With Virtual Vsync, the GPU is free to render as many frames as possible. The IGP then only displays a subset of those frames, in conjunction with the display refresh, in order to prevent tearing. The elimination of tearing is Virtual Vsync's primary benefit. Still, the fact that the game engine and the discrete GPU are running at a faster rate is apparent to applications, and Lucid has promoted that property of Virtual Vsync. Any utilities like Fraps or benchmarks that measure performance in frames per second will report frame rates higher than 60 FPS, so long as the system's CPU and discrete GPU are up to the task of producing more frames.

That fact alone doesn't seem, you know, terribly useful in the grand scheme of things. One could always simply disable vsync when running benchmarks, as is our standard practice. Higher FPS counts by themselves have little meaning.

However, in the context of our newfound focus on frame latencies as a better measure of in-game performance, a virtualized version of vsync raises some tantalizing possibilities, if it were to have some smarter logic built into it. In fact, in our conversation with him about multi-GPU micro-stuttering, AMD's David Nalasco mentioned a "smarter" version of vsync as a potential means of reducing jitter or other forms of uneven frame delivery.

Turns out at least one smart engineer at Lucid has been thinking along the same lines. In fact, Lucid has built just such a technology, and that's where the unfortunate name "HyperFormance" comes into the picture. HyperFormance is an evolved version of Virtual Vsync with additional intelligence that attempts to ensure optimal delivery of frames to the user. According to Remez, the HyperFormance algorithm has many inputs, including the display timing, CPU and GPU utilization, and what's happening with user input devices. With all of that info at hand, the algorithm attempts to make sure frames are delivered in a timely fashion just as the display is ready to be refreshed.

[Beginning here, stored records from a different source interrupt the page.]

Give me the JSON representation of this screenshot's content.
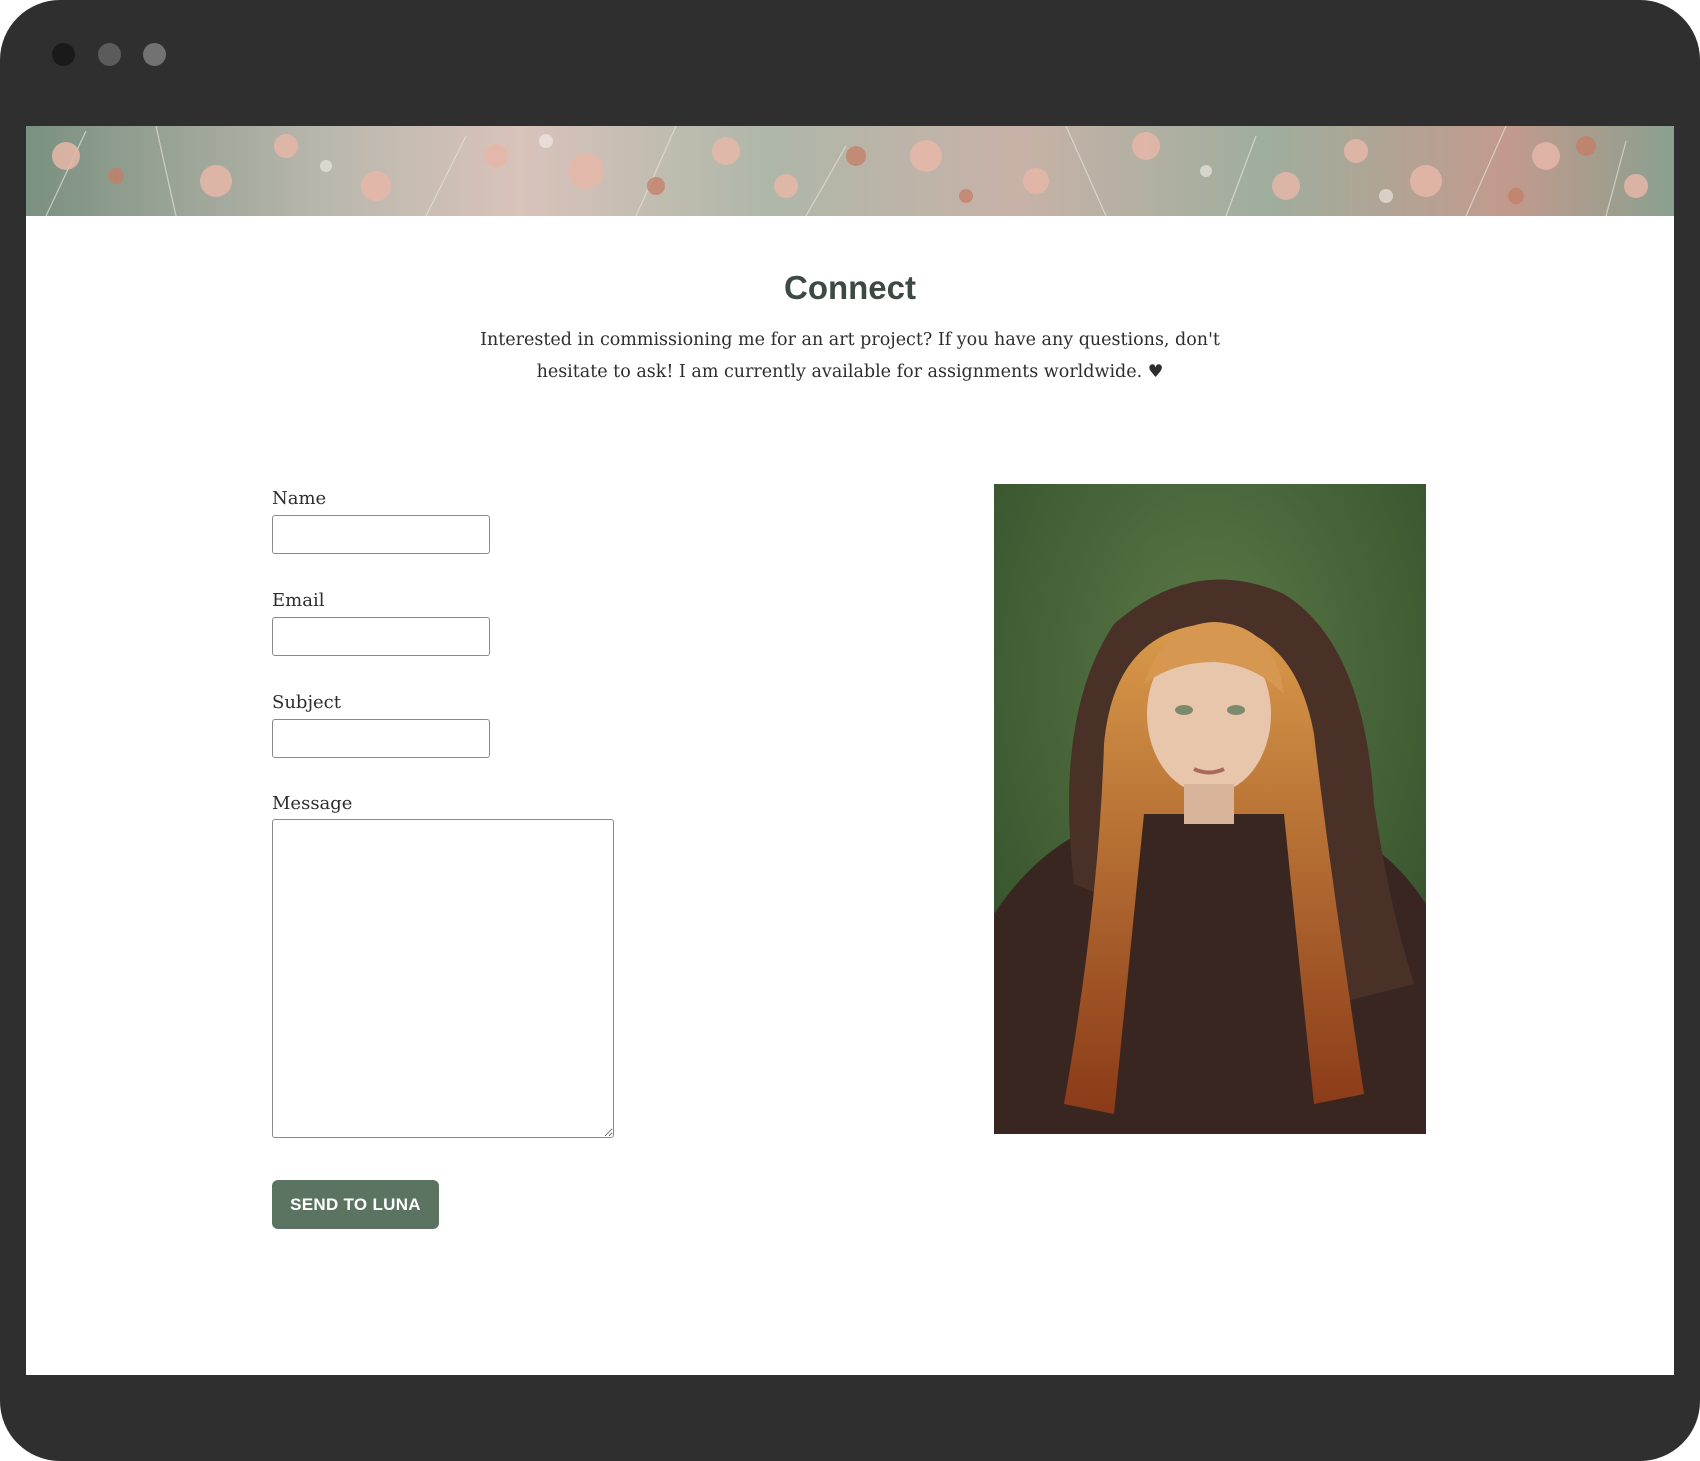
{
  "banner": {
    "image_icon": "meadow-grass-banner"
  },
  "contact": {
    "title": "Connect",
    "intro": "Interested in commissioning me for an art project? If you have any questions, don't hesitate to ask! I am currently available for assignments worldwide. ♥"
  },
  "form": {
    "name_label": "Name",
    "name_value": "",
    "email_label": "Email",
    "email_value": "",
    "subject_label": "Subject",
    "subject_value": "",
    "message_label": "Message",
    "message_value": "",
    "submit_label": "SEND TO LUNA"
  },
  "portrait": {
    "image_icon": "hooded-portrait-photo"
  },
  "colors": {
    "frame": "#2f2f2f",
    "heading": "#3d4a43",
    "button": "#5b7462",
    "button_text": "#ffffff"
  }
}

One of the keys to making HyperFormance work is the fact that, in many cases, frames will have to be dropped or, without vsync, only partially displayed. After all, a GPU spitting out 100 FPS will overwhelm a display scanning at 60Hz, so something has to give. Lucid's algorithm attempts to predict which frames are likely candidates not to be displayed—or to be displayed only very partially, contributing to tearing. Those frames are considered "redundant rendering tasks" and are subject to special treatment. Lucid can't simply discard or refuse to handle those frames; doing so would cause problems. Instead, some work is still performed on redundant frames, such as texture loads, which are needed to keep caches warm and to preserve memory locality. Once those basics are performed, though, other work like pixel shader computations can be skipped, because that frame will never be shown to the user. Instead, the GPU finishes its work quickly, the game engine churns out another frame, and Lucid again estimates whether this next frame is a good candidate for display. By tightening that loop between the game engine, DirectX, and the rendering subsystem, the HyperFormance algorithm ensures that any frames fully rendered and sent to the display are very timely.

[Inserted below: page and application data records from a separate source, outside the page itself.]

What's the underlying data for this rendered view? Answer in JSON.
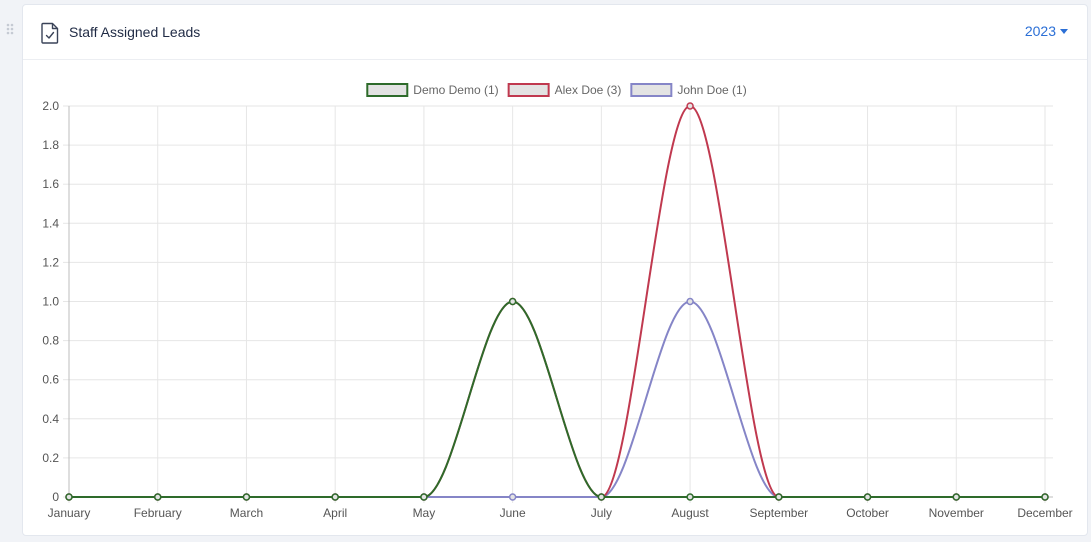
{
  "header": {
    "title": "Staff Assigned Leads",
    "year": "2023"
  },
  "colors": {
    "accent": "#2b6fd6",
    "title": "#1f2a44"
  },
  "icons": {
    "drag": "drag-handle-icon",
    "header": "file-check-icon",
    "year_dropdown": "caret-down-icon"
  },
  "chart_data": {
    "type": "line",
    "categories": [
      "January",
      "February",
      "March",
      "April",
      "May",
      "June",
      "July",
      "August",
      "September",
      "October",
      "November",
      "December"
    ],
    "ylim": [
      0,
      2
    ],
    "yticks": [
      "0",
      "0.2",
      "0.4",
      "0.6",
      "0.8",
      "1.0",
      "1.2",
      "1.4",
      "1.6",
      "1.8",
      "2.0"
    ],
    "grid": true,
    "legend_position": "top",
    "series": [
      {
        "name": "Demo Demo (1)",
        "color": "#2e6b2b",
        "values": [
          0,
          0,
          0,
          0,
          0,
          1,
          0,
          0,
          0,
          0,
          0,
          0
        ]
      },
      {
        "name": "Alex Doe (3)",
        "color": "#c0394f",
        "values": [
          0,
          0,
          0,
          0,
          0,
          1,
          0,
          2,
          0,
          0,
          0,
          0
        ]
      },
      {
        "name": "John Doe (1)",
        "color": "#8585c7",
        "values": [
          0,
          0,
          0,
          0,
          0,
          0,
          0,
          1,
          0,
          0,
          0,
          0
        ]
      }
    ],
    "draw_order": [
      2,
      1,
      0
    ]
  }
}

If it works well, HyperFormance ought to have several related benefits. Evened-out frame delivery in sync with the display should provide a smooth sense of motion, of course. That motion should be improved by the fact that the frames displayed would contain timely information—i.e., the latest updates to the underlying geometry in the game world. Furthermore, the immediacy of those frames should reduce the lag between user inputs and display updates. Remez contrasted the inherent delays in conventional triple buffering, where queuing up three frames at 60 FPS would add up to 48 milliseconds of lag, with Lucid's scheme, where frames are delivered more or less "just in time" for the display refresh.

Make no mistake: if HyperFormance works as advertised, then it should be far from a gimmicky software feature; it could bring a true and tangible improvement in perceived gaming performance, a cut above anything currently offered by AMD or Nvidia. Remez told us Lucid has a host of patents in the works related to this technology, as one might expect.